The story? That came more from my philosophy of what vampires probably would be in our modern age. If vampires were how I imagined them, then how would regular humans defeat them? The characters? I knew that, no matter how hard I tried, I’d project too much of myself into everyone, like most authors do. So I looked for people who were nothing like me. When I found people who thought differently, and reacted in ways I wouldn’t, I based characters around them. Then I changed their names so I didn’t have to pay them royalties.
Question 5: Who were some of the authors that inspired you as a child growing up and their books?
Douglas Adams. Robert Heinlein. “Non-fiction” books about the supernatural (I know, an oxymoron). Every Army Field Manual I could buy at my local Army/Navy store. Every Dungeons & Dragons manual, but the original Unearthed Arcana more than any other.
Question 6: What was the feeling like when you saw the first completed version of your book?
It was electric. I had reached a tableau that my writing heroes had also reached. Even if I never sold more than a fistful of copies, that could never be taken away.
Question 7: Will there be additional books within the USVS series?
HELLS yes! I’ve spent WAY too much time on the backstory of Othniel’s father, and the universe they live in. My original sequel to VV&MM was supposed to be “O’Connor,” a story about Othniel’s father from 1946 until his death just before the start of my first book. But I overreached and wrote complete garbage. I ended up deleting almost everything, and focused instead on what came after the first book. A lot of the back story you read there was further developed when I was writing O’Connor.
Question 8: Who do you imagine being the people reading your book?
I honestly have no idea. Having worked in advertising and marketing for 20 years, I thought I was pretty damned brilliant when I launched VV&MM. I focused all of my efforts on a target demographic of men, ages 22-45, who either served in the military, worked as emergency responders (cops, firefighters, EMTs), or empathized with that demographic. What I learned, shockingly, was that our biggest market was women, ages 50+, who wanted stories of “real men,” tired of the emo, whiny men that were flooding the monster markets. Imagine that?
Question 9: Any good suggestions for those who want to try writing their own book?
HELLS yes! DO IT! Just write! Write, and write, and write! Don’t look back until you’re done. Then edit and rewrite, and publish on your own. It’s so easy and inexpensive to self-publish there’s no reason you shouldn’t for your first book. Don’t get hung up on details like book cover art, websites, social media, or whatever. You can pay like $50 to have an insane artist draw you a book cover on Fiverr.com, and you own it outright!

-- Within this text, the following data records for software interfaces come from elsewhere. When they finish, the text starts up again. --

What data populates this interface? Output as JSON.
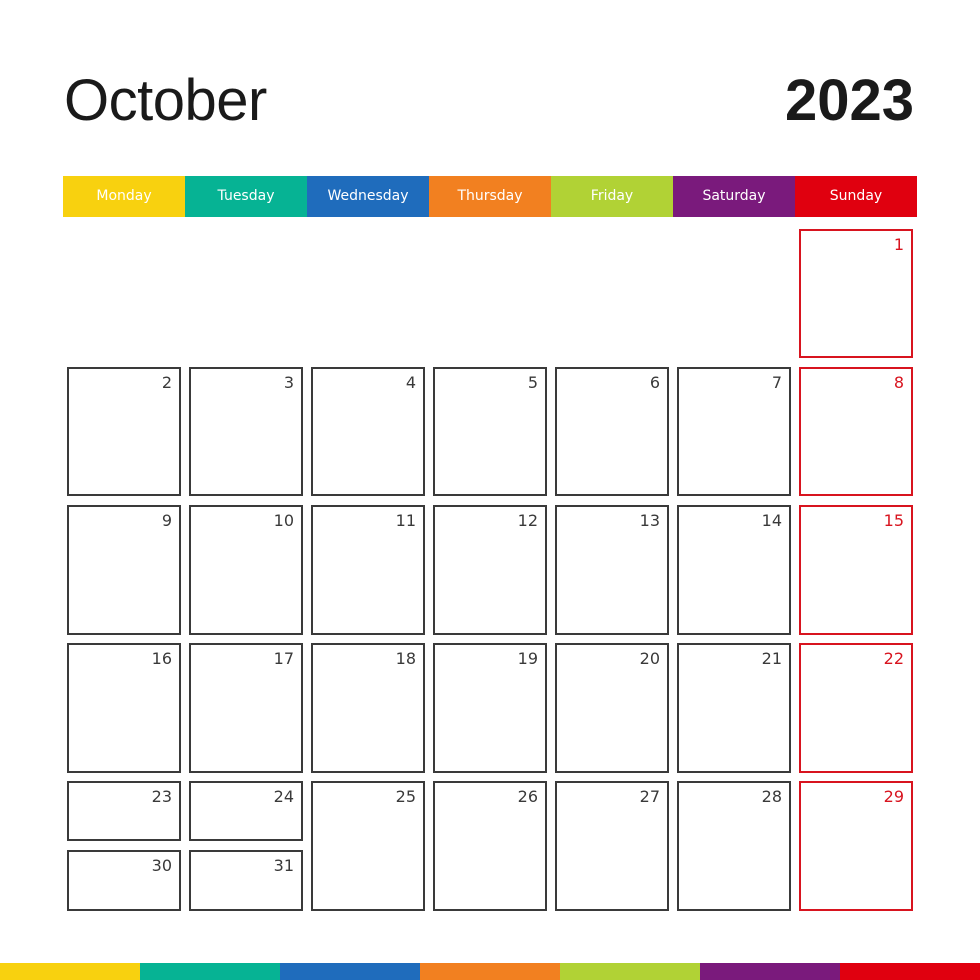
{
  "header": {
    "month": "October",
    "year": "2023"
  },
  "weekdays": [
    {
      "label": "Monday",
      "color": "#f8d10f"
    },
    {
      "label": "Tuesday",
      "color": "#06b394"
    },
    {
      "label": "Wednesday",
      "color": "#1f6cbc"
    },
    {
      "label": "Thursday",
      "color": "#f28020"
    },
    {
      "label": "Friday",
      "color": "#b1d235"
    },
    {
      "label": "Saturday",
      "color": "#7a1a7c"
    },
    {
      "label": "Sunday",
      "color": "#e0000f"
    }
  ],
  "colors": {
    "sunday_border": "#d8141f",
    "cell_border": "#3a3a3a",
    "text": "#1a1a1a"
  },
  "days": [
    {
      "day": "1",
      "col": 6,
      "row": 0
    },
    {
      "day": "2",
      "col": 0,
      "row": 1
    },
    {
      "day": "3",
      "col": 1,
      "row": 1
    },
    {
      "day": "4",
      "col": 2,
      "row": 1
    },
    {
      "day": "5",
      "col": 3,
      "row": 1
    },
    {
      "day": "6",
      "col": 4,
      "row": 1
    },
    {
      "day": "7",
      "col": 5,
      "row": 1
    },
    {
      "day": "8",
      "col": 6,
      "row": 1
    },
    {
      "day": "9",
      "col": 0,
      "row": 2
    },
    {
      "day": "10",
      "col": 1,
      "row": 2
    },
    {
      "day": "11",
      "col": 2,
      "row": 2
    },
    {
      "day": "12",
      "col": 3,
      "row": 2
    },
    {
      "day": "13",
      "col": 4,
      "row": 2
    },
    {
      "day": "14",
      "col": 5,
      "row": 2
    },
    {
      "day": "15",
      "col": 6,
      "row": 2
    },
    {
      "day": "16",
      "col": 0,
      "row": 3
    },
    {
      "day": "17",
      "col": 1,
      "row": 3
    },
    {
      "day": "18",
      "col": 2,
      "row": 3
    },
    {
      "day": "19",
      "col": 3,
      "row": 3
    },
    {
      "day": "20",
      "col": 4,
      "row": 3
    },
    {
      "day": "21",
      "col": 5,
      "row": 3
    },
    {
      "day": "22",
      "col": 6,
      "row": 3
    },
    {
      "day": "23",
      "col": 0,
      "row": 4,
      "half": "top"
    },
    {
      "day": "24",
      "col": 1,
      "row": 4,
      "half": "top"
    },
    {
      "day": "25",
      "col": 2,
      "row": 4
    },
    {
      "day": "26",
      "col": 3,
      "row": 4
    },
    {
      "day": "27",
      "col": 4,
      "row": 4
    },
    {
      "day": "28",
      "col": 5,
      "row": 4
    },
    {
      "day": "29",
      "col": 6,
      "row": 4
    },
    {
      "day": "30",
      "col": 0,
      "row": 4,
      "half": "bottom"
    },
    {
      "day": "31",
      "col": 1,
      "row": 4,
      "half": "bottom"
    }
  ]
}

Question 10: When not writing how do you like to spend your time?
These days? Chasing three kids ages three and under around the house! We had twins, and then a monstah of a kid, so creatively typing has become near impossible. But I’ve got miles of notes, and miles of ideas, and miles to go before I sleep.
The + 1 Question
If you had any one place in the world you could travel to for a book tour, where would that place be, and why?
Prague. I love Prague. The people are beautiful, the city is beautiful, and the streets cap an unexplored depth that has, perhaps, no bottom. I once ate a feast at an underground hunting lodge in Prague that was three stories underground, and the only way to find it was going down a tiny alley and opening a nondescript door. It was like the best D&D adventure I had ever been on, and it was a random Wednesday night when I was nineteen. Imagine how cool it would be to explore today?